| Instructions to follow |
Find all lines below containing the string "title" and return them.

| Supplied records |

============

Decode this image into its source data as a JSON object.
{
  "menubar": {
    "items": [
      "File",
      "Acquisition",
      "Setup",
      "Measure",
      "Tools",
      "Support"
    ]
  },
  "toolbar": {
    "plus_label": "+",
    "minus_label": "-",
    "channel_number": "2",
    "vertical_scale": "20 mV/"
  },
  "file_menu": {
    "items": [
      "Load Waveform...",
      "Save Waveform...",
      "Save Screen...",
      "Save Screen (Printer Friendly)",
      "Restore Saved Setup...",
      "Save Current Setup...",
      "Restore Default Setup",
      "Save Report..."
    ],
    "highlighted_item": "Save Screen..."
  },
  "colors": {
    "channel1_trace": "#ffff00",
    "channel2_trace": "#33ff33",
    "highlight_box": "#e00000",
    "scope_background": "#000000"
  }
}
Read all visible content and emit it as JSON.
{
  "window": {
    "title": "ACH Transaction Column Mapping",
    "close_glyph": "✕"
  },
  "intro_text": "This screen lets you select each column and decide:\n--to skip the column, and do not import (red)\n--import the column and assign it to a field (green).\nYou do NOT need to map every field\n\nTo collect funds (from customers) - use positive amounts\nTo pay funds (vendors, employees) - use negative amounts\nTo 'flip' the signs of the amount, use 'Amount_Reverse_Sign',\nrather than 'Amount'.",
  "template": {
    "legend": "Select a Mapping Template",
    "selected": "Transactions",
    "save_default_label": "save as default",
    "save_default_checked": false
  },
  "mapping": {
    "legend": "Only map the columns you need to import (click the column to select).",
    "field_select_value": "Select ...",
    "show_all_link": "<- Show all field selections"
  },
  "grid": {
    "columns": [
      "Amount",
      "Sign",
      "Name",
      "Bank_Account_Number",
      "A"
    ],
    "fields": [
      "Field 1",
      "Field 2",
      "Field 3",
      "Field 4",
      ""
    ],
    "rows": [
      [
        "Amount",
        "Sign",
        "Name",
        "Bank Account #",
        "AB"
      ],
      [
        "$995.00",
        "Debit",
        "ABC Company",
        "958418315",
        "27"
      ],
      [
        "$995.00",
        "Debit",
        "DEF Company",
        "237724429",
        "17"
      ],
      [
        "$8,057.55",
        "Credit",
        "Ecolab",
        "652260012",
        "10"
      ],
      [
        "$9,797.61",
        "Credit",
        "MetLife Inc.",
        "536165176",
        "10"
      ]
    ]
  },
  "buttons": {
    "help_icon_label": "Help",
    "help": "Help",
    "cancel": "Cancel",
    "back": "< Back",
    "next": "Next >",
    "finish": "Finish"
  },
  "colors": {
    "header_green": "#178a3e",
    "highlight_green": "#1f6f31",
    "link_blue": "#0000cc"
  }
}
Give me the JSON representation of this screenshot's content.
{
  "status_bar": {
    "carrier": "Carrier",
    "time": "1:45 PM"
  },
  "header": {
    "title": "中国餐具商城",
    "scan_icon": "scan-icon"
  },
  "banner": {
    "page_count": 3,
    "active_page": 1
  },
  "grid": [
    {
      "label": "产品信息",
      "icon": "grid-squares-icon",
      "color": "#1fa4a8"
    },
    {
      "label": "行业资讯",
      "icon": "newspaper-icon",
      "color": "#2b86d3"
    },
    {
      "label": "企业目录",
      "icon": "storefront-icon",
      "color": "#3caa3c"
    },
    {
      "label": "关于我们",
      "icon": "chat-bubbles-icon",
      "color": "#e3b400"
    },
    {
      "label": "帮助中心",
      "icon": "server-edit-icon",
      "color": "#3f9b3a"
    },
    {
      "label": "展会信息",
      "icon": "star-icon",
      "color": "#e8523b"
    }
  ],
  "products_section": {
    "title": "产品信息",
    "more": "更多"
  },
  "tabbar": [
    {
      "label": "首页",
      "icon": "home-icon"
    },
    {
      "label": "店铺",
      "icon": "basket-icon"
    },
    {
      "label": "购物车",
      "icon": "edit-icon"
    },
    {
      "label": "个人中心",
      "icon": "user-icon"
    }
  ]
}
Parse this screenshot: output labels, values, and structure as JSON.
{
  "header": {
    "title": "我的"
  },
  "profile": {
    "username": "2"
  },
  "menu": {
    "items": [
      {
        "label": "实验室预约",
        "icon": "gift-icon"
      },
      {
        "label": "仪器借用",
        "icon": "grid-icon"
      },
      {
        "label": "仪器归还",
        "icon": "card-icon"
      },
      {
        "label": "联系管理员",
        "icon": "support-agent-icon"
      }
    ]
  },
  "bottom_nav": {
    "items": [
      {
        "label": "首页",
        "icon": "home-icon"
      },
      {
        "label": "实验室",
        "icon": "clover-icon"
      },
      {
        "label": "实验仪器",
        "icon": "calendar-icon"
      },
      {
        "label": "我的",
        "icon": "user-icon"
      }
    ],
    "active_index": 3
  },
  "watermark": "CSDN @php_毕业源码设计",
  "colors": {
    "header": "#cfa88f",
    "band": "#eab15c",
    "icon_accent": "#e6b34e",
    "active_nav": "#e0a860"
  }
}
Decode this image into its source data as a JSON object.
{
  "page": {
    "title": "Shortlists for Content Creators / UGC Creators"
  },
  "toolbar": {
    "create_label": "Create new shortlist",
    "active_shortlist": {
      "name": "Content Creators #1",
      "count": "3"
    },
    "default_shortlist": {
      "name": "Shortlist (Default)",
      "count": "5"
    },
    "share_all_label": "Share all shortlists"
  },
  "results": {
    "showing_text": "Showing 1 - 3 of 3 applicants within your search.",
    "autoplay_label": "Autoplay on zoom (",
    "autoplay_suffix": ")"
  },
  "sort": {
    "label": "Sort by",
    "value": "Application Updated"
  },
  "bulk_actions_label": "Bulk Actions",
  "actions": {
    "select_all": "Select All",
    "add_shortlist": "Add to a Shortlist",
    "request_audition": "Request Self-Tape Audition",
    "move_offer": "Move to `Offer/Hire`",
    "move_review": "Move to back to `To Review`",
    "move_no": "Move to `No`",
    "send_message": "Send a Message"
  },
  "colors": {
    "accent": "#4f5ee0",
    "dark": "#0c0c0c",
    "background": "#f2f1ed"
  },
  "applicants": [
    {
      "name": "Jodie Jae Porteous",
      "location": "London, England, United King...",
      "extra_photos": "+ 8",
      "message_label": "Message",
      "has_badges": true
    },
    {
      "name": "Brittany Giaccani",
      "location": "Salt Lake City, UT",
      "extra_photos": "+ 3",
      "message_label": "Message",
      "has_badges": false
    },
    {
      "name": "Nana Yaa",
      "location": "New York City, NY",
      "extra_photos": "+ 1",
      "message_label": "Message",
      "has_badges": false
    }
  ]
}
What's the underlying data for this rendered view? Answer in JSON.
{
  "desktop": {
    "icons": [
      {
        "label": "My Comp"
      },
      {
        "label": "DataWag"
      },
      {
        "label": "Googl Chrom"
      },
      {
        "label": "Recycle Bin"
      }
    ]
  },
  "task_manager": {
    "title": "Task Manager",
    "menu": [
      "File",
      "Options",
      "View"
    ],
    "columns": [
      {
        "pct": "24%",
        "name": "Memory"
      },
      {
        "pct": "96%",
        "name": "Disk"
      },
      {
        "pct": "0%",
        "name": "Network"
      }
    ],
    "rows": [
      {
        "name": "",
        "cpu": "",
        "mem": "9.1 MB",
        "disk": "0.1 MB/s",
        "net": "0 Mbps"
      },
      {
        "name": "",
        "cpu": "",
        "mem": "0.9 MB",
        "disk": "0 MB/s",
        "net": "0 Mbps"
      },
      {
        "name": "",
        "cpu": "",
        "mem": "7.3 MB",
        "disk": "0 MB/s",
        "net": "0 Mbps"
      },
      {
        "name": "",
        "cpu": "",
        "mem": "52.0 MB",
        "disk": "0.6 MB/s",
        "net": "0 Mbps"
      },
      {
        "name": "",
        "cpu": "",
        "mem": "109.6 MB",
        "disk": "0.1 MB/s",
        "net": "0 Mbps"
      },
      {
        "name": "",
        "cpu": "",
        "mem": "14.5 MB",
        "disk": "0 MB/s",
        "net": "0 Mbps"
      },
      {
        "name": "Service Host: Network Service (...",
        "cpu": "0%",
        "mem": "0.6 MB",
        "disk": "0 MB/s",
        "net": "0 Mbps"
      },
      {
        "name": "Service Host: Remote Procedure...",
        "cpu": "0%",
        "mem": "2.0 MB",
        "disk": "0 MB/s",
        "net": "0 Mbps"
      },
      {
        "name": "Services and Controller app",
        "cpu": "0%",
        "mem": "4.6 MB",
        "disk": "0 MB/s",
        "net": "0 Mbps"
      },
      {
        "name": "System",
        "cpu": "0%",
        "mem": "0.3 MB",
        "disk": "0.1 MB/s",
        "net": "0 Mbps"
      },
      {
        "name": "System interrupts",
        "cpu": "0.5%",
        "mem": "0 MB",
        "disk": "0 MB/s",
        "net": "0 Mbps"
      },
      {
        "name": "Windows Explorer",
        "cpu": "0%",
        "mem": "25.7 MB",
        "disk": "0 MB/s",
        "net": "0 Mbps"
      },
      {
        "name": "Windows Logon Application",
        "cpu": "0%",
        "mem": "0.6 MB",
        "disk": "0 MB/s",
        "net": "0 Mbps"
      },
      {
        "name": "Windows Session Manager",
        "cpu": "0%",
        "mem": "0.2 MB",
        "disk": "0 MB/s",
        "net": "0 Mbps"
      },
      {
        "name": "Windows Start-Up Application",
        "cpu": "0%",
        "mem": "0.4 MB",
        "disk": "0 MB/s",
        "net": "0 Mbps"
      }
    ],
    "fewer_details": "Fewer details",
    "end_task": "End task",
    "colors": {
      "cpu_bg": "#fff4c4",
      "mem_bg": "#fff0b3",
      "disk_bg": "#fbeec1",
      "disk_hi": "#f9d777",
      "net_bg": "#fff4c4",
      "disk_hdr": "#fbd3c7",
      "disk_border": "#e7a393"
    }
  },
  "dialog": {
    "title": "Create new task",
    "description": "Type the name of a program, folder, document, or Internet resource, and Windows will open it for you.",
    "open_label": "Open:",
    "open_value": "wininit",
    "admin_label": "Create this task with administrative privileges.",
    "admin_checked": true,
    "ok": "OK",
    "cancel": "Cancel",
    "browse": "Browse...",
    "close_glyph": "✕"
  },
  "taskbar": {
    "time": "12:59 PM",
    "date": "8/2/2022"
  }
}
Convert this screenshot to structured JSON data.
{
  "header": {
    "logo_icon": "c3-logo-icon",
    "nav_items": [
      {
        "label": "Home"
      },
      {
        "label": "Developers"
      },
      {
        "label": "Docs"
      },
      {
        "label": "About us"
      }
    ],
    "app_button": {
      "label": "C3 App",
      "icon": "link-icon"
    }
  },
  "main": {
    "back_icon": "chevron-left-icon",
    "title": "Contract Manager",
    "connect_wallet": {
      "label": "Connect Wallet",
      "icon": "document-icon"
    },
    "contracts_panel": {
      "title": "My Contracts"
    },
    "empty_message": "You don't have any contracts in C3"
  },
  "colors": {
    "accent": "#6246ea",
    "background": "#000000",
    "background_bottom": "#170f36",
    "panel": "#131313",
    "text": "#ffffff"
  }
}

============

| Finished exercise |
    "title": "ACH Transaction Column Mapping",
    "title": "中国餐具商城",
    "title": "产品信息",
    "title": "我的"
    "title": "Shortlists for Content Creators / UGC Creators"
    "title": "Task Manager",
    "title": "Create new task",
    "title": "Contract Manager",
      "title": "My Contracts"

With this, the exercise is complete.